A team of researchers has discovered that dogs have the ability to remember their owner’s past actions even when the memory testing is unexpected. The team found that the dogs demonstrated episodic memories, a skill previously only studied in primates. The details are in a paper that was just published in the journal Current Biology.
An episodic memory is the ability to recall past events while remembering the time, place, and context. Although episodic memory is often considered a feature of humans, there has been debate in the scientific community on whether or not there’s an equivalent in nonhuman animals. Episodic memory is difficult to test in animals because the animal can’t know they’re being tested on a recent event. In addition, there’s no way of knowing exactly what an animal is thinking or remembering.

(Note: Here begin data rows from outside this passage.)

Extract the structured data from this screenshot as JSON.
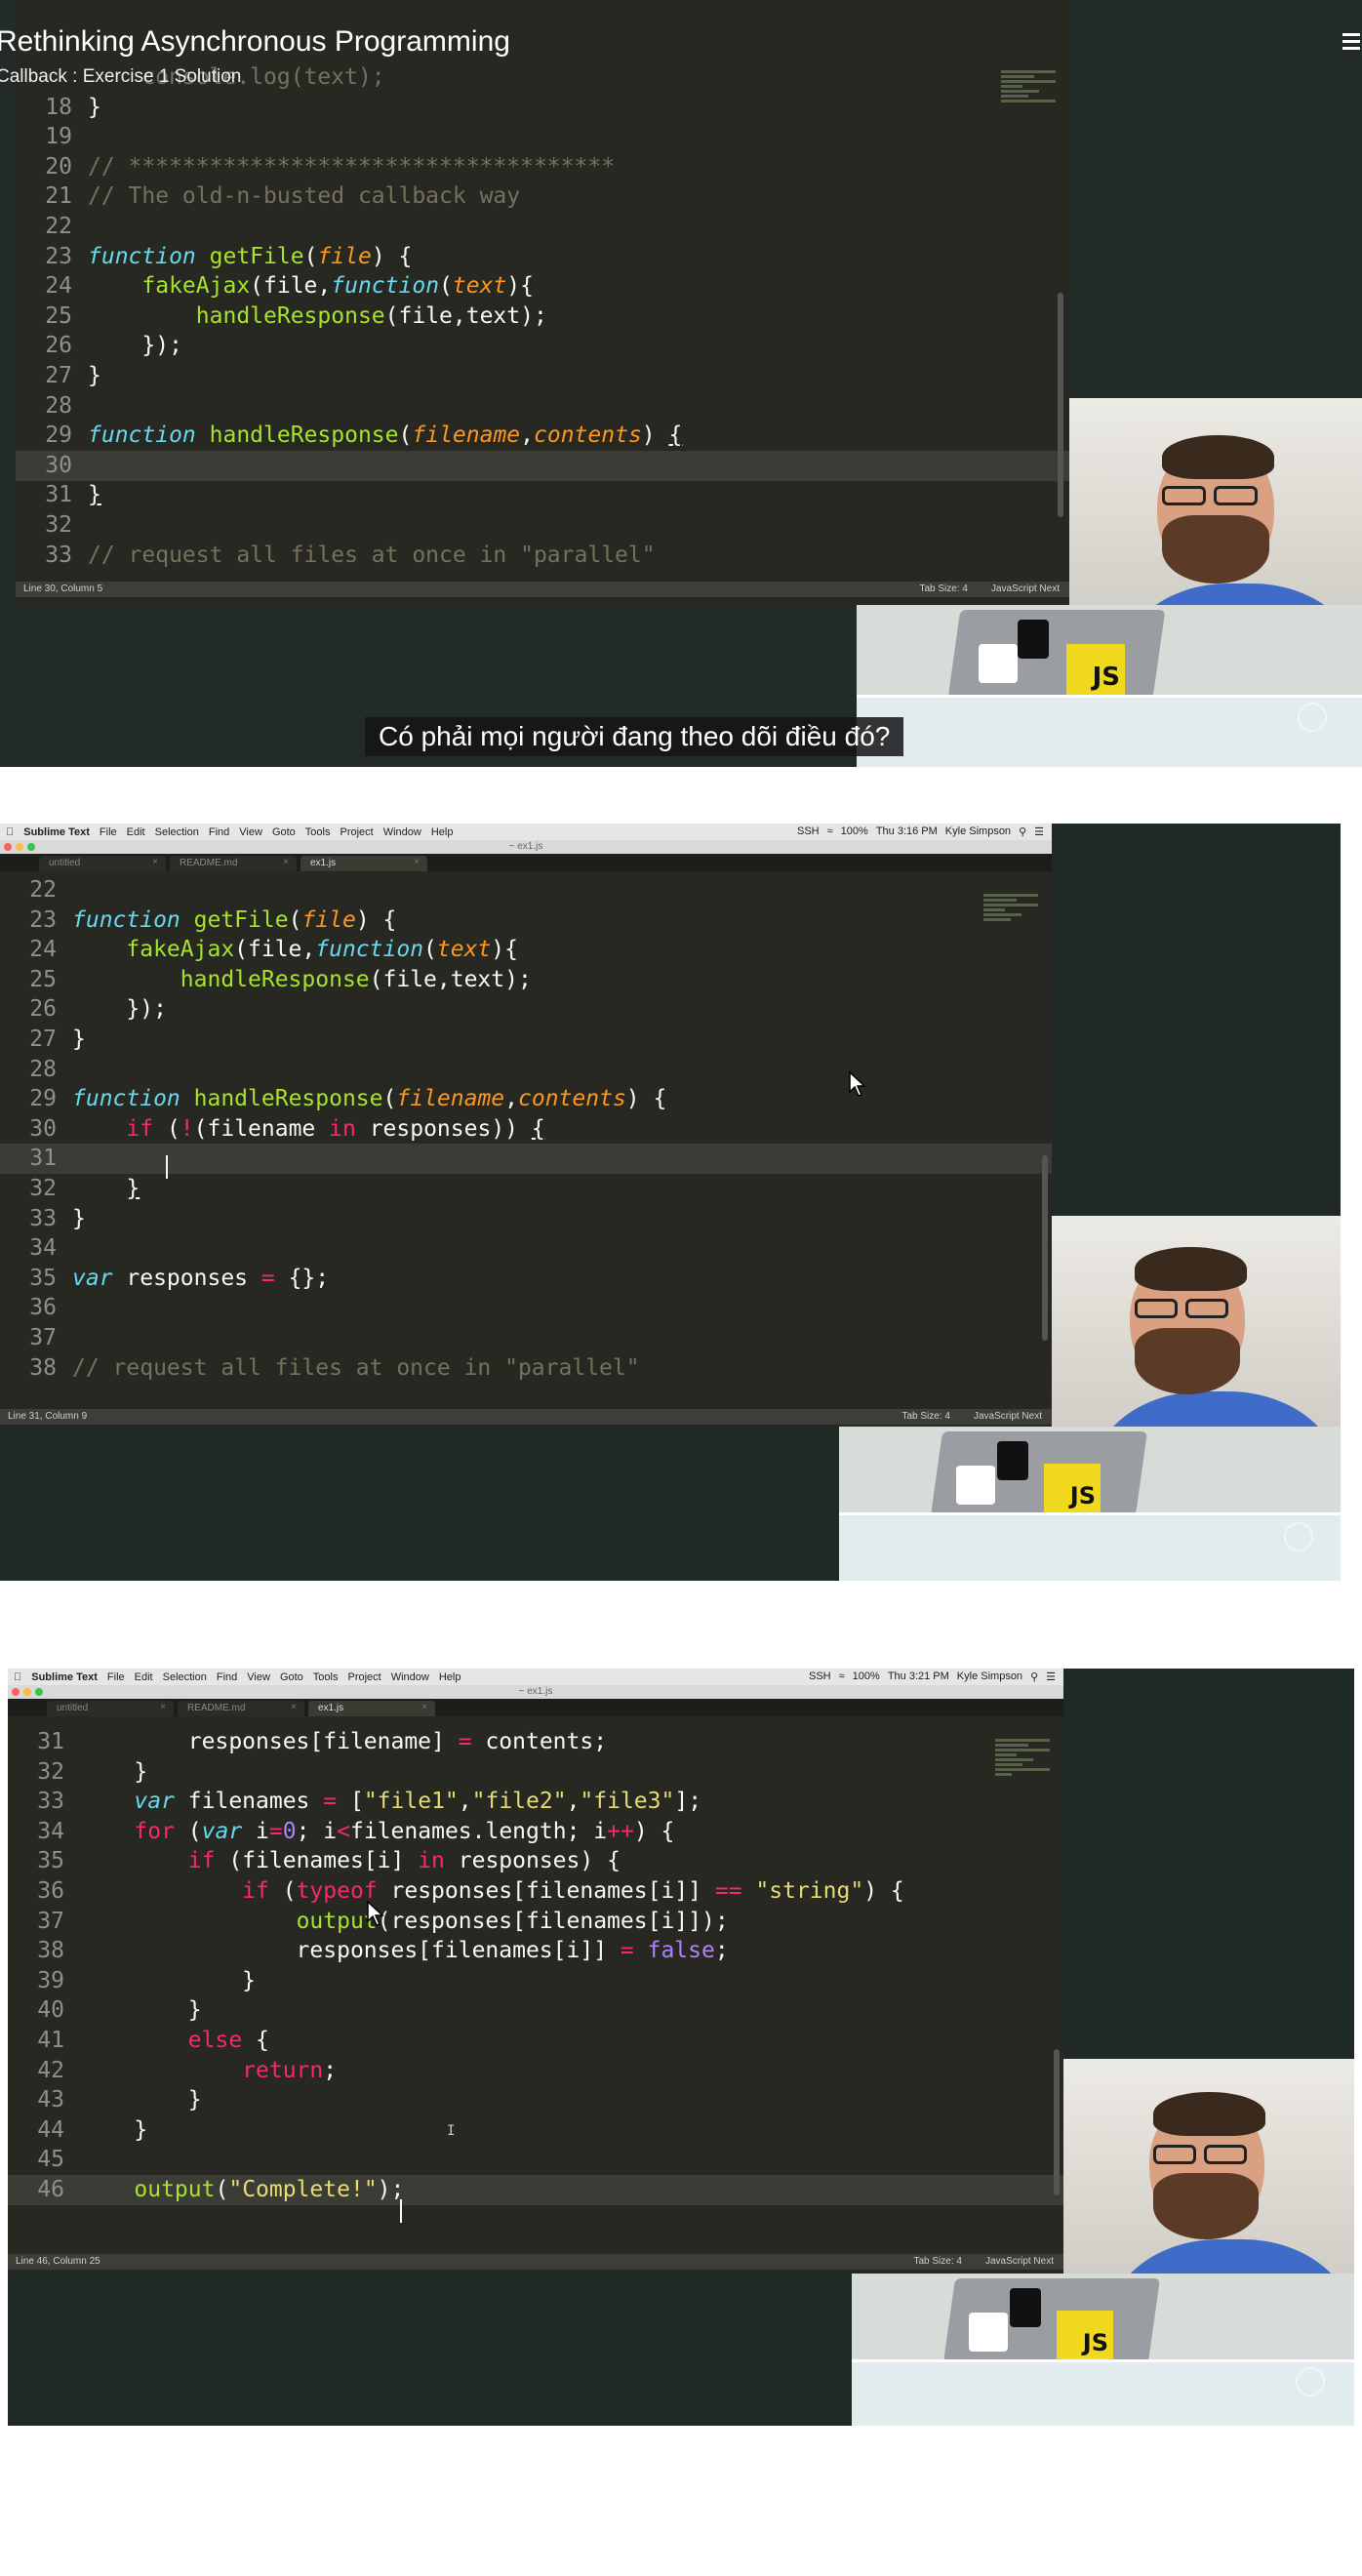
{
  "video": {
    "title": "Rethinking Asynchronous Programming",
    "subtitle": "Callback : Exercise 1 Solution",
    "caption": "Có phải mọi người đang theo dõi điều đó?"
  },
  "panel1": {
    "status": "Line 30, Column 5",
    "tab_size": "Tab Size: 4",
    "syntax": "JavaScript Next",
    "lines": [
      {
        "n": "",
        "html": "<span class='c'>    console.log(text);</span>"
      },
      {
        "n": "18",
        "html": "}"
      },
      {
        "n": "19",
        "html": ""
      },
      {
        "n": "20",
        "html": "<span class='c'>// ************************************</span>"
      },
      {
        "n": "21",
        "html": "<span class='c'>// The old-n-busted callback way</span>"
      },
      {
        "n": "22",
        "html": ""
      },
      {
        "n": "23",
        "html": "<span class='k'>function</span> <span class='fn'>getFile</span>(<span class='p'>file</span>) {"
      },
      {
        "n": "24",
        "html": "    <span class='fn'>fakeAjax</span>(file,<span class='k'>function</span>(<span class='p'>text</span>){"
      },
      {
        "n": "25",
        "html": "        <span class='fn'>handleResponse</span>(file,text);"
      },
      {
        "n": "26",
        "html": "    });"
      },
      {
        "n": "27",
        "html": "}"
      },
      {
        "n": "28",
        "html": ""
      },
      {
        "n": "29",
        "html": "<span class='k'>function</span> <span class='fn'>handleResponse</span>(<span class='p'>filename</span>,<span class='p'>contents</span>) <u>{</u>"
      },
      {
        "n": "30",
        "html": "",
        "hl": true
      },
      {
        "n": "31",
        "html": "<u>}</u>"
      },
      {
        "n": "32",
        "html": ""
      },
      {
        "n": "33",
        "html": "<span class='c'>// request all files at once in \"parallel\"</span>"
      }
    ]
  },
  "panel2": {
    "menubar": {
      "app": "Sublime Text",
      "items": [
        "File",
        "Edit",
        "Selection",
        "Find",
        "View",
        "Goto",
        "Tools",
        "Project",
        "Window",
        "Help"
      ],
      "right": [
        "SSH",
        "100%",
        "Thu 3:16 PM",
        "Kyle Simpson"
      ]
    },
    "window_title": "~ ex1.js",
    "tabs": [
      "untitled",
      "README.md",
      "ex1.js"
    ],
    "status": "Line 31, Column 9",
    "tab_size": "Tab Size: 4",
    "syntax": "JavaScript Next",
    "lines": [
      {
        "n": "22",
        "html": ""
      },
      {
        "n": "23",
        "html": "<span class='k'>function</span> <span class='fn'>getFile</span>(<span class='p'>file</span>) {"
      },
      {
        "n": "24",
        "html": "    <span class='fn'>fakeAjax</span>(file,<span class='k'>function</span>(<span class='p'>text</span>){"
      },
      {
        "n": "25",
        "html": "        <span class='fn'>handleResponse</span>(file,text);"
      },
      {
        "n": "26",
        "html": "    });"
      },
      {
        "n": "27",
        "html": "}"
      },
      {
        "n": "28",
        "html": ""
      },
      {
        "n": "29",
        "html": "<span class='k'>function</span> <span class='fn'>handleResponse</span>(<span class='p'>filename</span>,<span class='p'>contents</span>) {"
      },
      {
        "n": "30",
        "html": "    <span class='kw'>if</span> (<span class='kw'>!</span>(filename <span class='kw'>in</span> responses)) <u>{</u>"
      },
      {
        "n": "31",
        "html": "        ",
        "hl": true
      },
      {
        "n": "32",
        "html": "    <u>}</u>"
      },
      {
        "n": "33",
        "html": "}"
      },
      {
        "n": "34",
        "html": ""
      },
      {
        "n": "35",
        "html": "<span class='k'>var</span> responses <span class='kw'>=</span> {};"
      },
      {
        "n": "36",
        "html": ""
      },
      {
        "n": "37",
        "html": ""
      },
      {
        "n": "38",
        "html": "<span class='c'>// request all files at once in \"parallel\"</span>"
      }
    ]
  },
  "panel3": {
    "menubar": {
      "app": "Sublime Text",
      "items": [
        "File",
        "Edit",
        "Selection",
        "Find",
        "View",
        "Goto",
        "Tools",
        "Project",
        "Window",
        "Help"
      ],
      "right": [
        "SSH",
        "100%",
        "Thu 3:21 PM",
        "Kyle Simpson"
      ]
    },
    "window_title": "~ ex1.js",
    "tabs": [
      "untitled",
      "README.md",
      "ex1.js"
    ],
    "status": "Line 46, Column 25",
    "tab_size": "Tab Size: 4",
    "syntax": "JavaScript Next",
    "lines": [
      {
        "n": "31",
        "html": "        responses[filename] <span class='kw'>=</span> contents;"
      },
      {
        "n": "32",
        "html": "    }"
      },
      {
        "n": "33",
        "html": "    <span class='k'>var</span> filenames <span class='kw'>=</span> [<span class='s'>\"file1\"</span>,<span class='s'>\"file2\"</span>,<span class='s'>\"file3\"</span>];"
      },
      {
        "n": "34",
        "html": "    <span class='kw'>for</span> (<span class='k'>var</span> i<span class='kw'>=</span><span class='n'>0</span>; i<span class='kw'>&lt;</span>filenames.length; i<span class='kw'>++</span>) {"
      },
      {
        "n": "35",
        "html": "        <span class='kw'>if</span> (filenames[i] <span class='kw'>in</span> responses) {"
      },
      {
        "n": "36",
        "html": "            <span class='kw'>if</span> (<span class='kw'>typeof</span> responses[filenames[i]] <span class='kw'>==</span> <span class='s'>\"string\"</span>) {"
      },
      {
        "n": "37",
        "html": "                <span class='fn'>output</span>(responses[filenames[i]]);"
      },
      {
        "n": "38",
        "html": "                responses[filenames[i]] <span class='kw'>=</span> <span class='n'>false</span>;"
      },
      {
        "n": "39",
        "html": "            }"
      },
      {
        "n": "40",
        "html": "        }"
      },
      {
        "n": "41",
        "html": "        <span class='kw'>else</span> {"
      },
      {
        "n": "42",
        "html": "            <span class='kw'>return</span>;"
      },
      {
        "n": "43",
        "html": "        }"
      },
      {
        "n": "44",
        "html": "    }"
      },
      {
        "n": "45",
        "html": ""
      },
      {
        "n": "46",
        "html": "    <span class='fn'>output</span>(<span class='s'>\"Complete!\"</span>);",
        "hl": true
      }
    ]
  },
  "stickers": {
    "js": "JS"
  },
  "colors": {
    "editor_bg": "#272822",
    "keyword": "#f92672",
    "function": "#a6e22e",
    "param": "#fd971f",
    "comment": "#75715e",
    "string": "#e6db74",
    "storage": "#66d9ef"
  }
}
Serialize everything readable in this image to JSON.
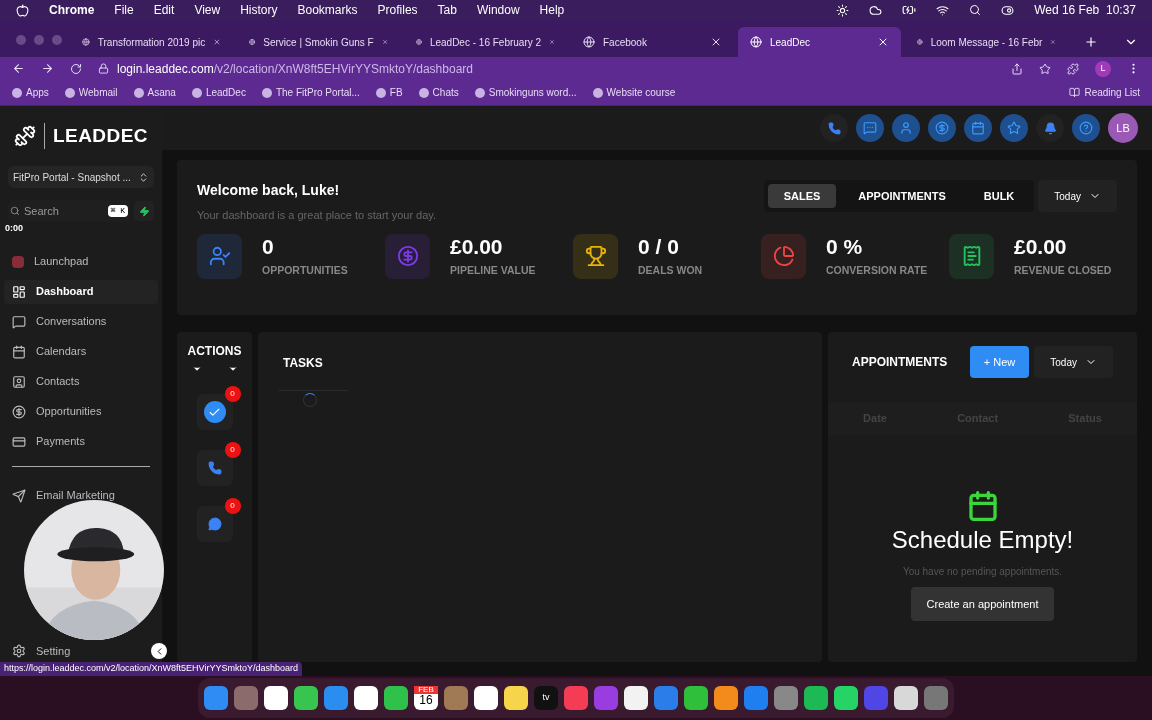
{
  "menu_bar": {
    "app": "Chrome",
    "items": [
      "File",
      "Edit",
      "View",
      "History",
      "Bookmarks",
      "Profiles",
      "Tab",
      "Window",
      "Help"
    ],
    "clock": "Wed 16 Feb  10:37"
  },
  "tabs": [
    {
      "title": "Transformation 2019 pic",
      "selected": false
    },
    {
      "title": "Service | Smokin Guns F",
      "selected": false
    },
    {
      "title": "LeadDec - 16 February 2",
      "selected": false
    },
    {
      "title": "Facebook",
      "selected": false
    },
    {
      "title": "LeadDec",
      "selected": true
    },
    {
      "title": "Loom Message - 16 Febr",
      "selected": false
    }
  ],
  "address": {
    "host": "login.leaddec.com",
    "path": "/v2/location/XnW8ft5EHVirYYSmktoY/dashboard"
  },
  "bookmarks": [
    "Apps",
    "Webmail",
    "Asana",
    "LeadDec",
    "The FitPro Portal...",
    "FB",
    "Chats",
    "Smokinguns word...",
    "Website course"
  ],
  "reading_list": "Reading List",
  "profile_initial": "L",
  "sidebar": {
    "brand": "LEADDEC",
    "account": "FitPro Portal - Snapshot ...",
    "search_placeholder": "Search",
    "shortcut": "⌘ K",
    "timer": "0:00",
    "items": [
      {
        "label": "Launchpad",
        "selected": false
      },
      {
        "label": "Dashboard",
        "selected": true
      },
      {
        "label": "Conversations",
        "selected": false
      },
      {
        "label": "Calendars",
        "selected": false
      },
      {
        "label": "Contacts",
        "selected": false
      },
      {
        "label": "Opportunities",
        "selected": false
      },
      {
        "label": "Payments",
        "selected": false
      }
    ],
    "lower_items": [
      {
        "label": "Email Marketing"
      }
    ],
    "settings": "Setting"
  },
  "header": {
    "avatar": "LB"
  },
  "welcome": {
    "title": "Welcome back, Luke!",
    "subtitle": "Your dashboard is a great place to start your day.",
    "tabs": [
      {
        "label": "SALES",
        "selected": true
      },
      {
        "label": "APPOINTMENTS",
        "selected": false
      },
      {
        "label": "BULK",
        "selected": false
      }
    ],
    "range": "Today"
  },
  "stats": [
    {
      "value": "0",
      "label": "OPPORTUNITIES",
      "color": "#3b82f6"
    },
    {
      "value": "£0.00",
      "label": "PIPELINE VALUE",
      "color": "#7c3aed"
    },
    {
      "value": "0 / 0",
      "label": "DEALS WON",
      "color": "#eab308"
    },
    {
      "value": "0 %",
      "label": "CONVERSION RATE",
      "color": "#ef4444"
    },
    {
      "value": "£0.00",
      "label": "REVENUE CLOSED",
      "color": "#22c55e"
    }
  ],
  "actions": {
    "title": "ACTIONS",
    "badges": [
      "0",
      "0",
      "0"
    ]
  },
  "tasks": {
    "title": "TASKS"
  },
  "appointments": {
    "title": "APPOINTMENTS",
    "new_button": "+ New",
    "range": "Today",
    "columns": [
      "Date",
      "Contact",
      "Status"
    ],
    "empty_title": "Schedule Empty!",
    "empty_text": "You have no pending appointments.",
    "create_button": "Create an appointment"
  },
  "status_url": "https://login.leaddec.com/v2/location/XnW8ft5EHVirYYSmktoY/dashboard",
  "dock": {
    "calendar_month": "FEB",
    "calendar_day": "16",
    "tv_label": "tv"
  }
}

A research team designed an experiment to test whether or not domestic dogs had episodic memories. The key was figuring out a way to see if the dogs remembered an action when it wasn’t rewarded and the dogs didn’t realize they were being tested. The team used a method that involved teaching the dogs a trick called “Do as I Do” to test for episodic memory. The group of 17 dogs was trained to imitate the actions of their handlers when given the “Do It” command. For example, a handler could lie down and the dog would need to mimic them by also lying on the ground.
After teaching the dogs the Do as I Do trick, the researchers had the dogs’ handlers perform a behavior. The dogs were then asked to lie down, regardless of their handler’s previous actions. After lying down, the handlers gave the Do It command to see if the dogs could remember the previous event. All of the dogs performed the correct behavior although they became less accurate if more time had passed since the handlers’ actions. The research team concluded that dogs have some form of episodic-like memory.
All of the dogs in the study passed the memory test, showing that domestic dogs may have episodic memories. The authors of the paper recommend dogs as a possible model for studying memory in nonhuman animals.
Fugazza et al. Recall of Others’ Actions after Incidental Encoding Reveals Episodic-like Memory in Dogs. Current Biology (2016).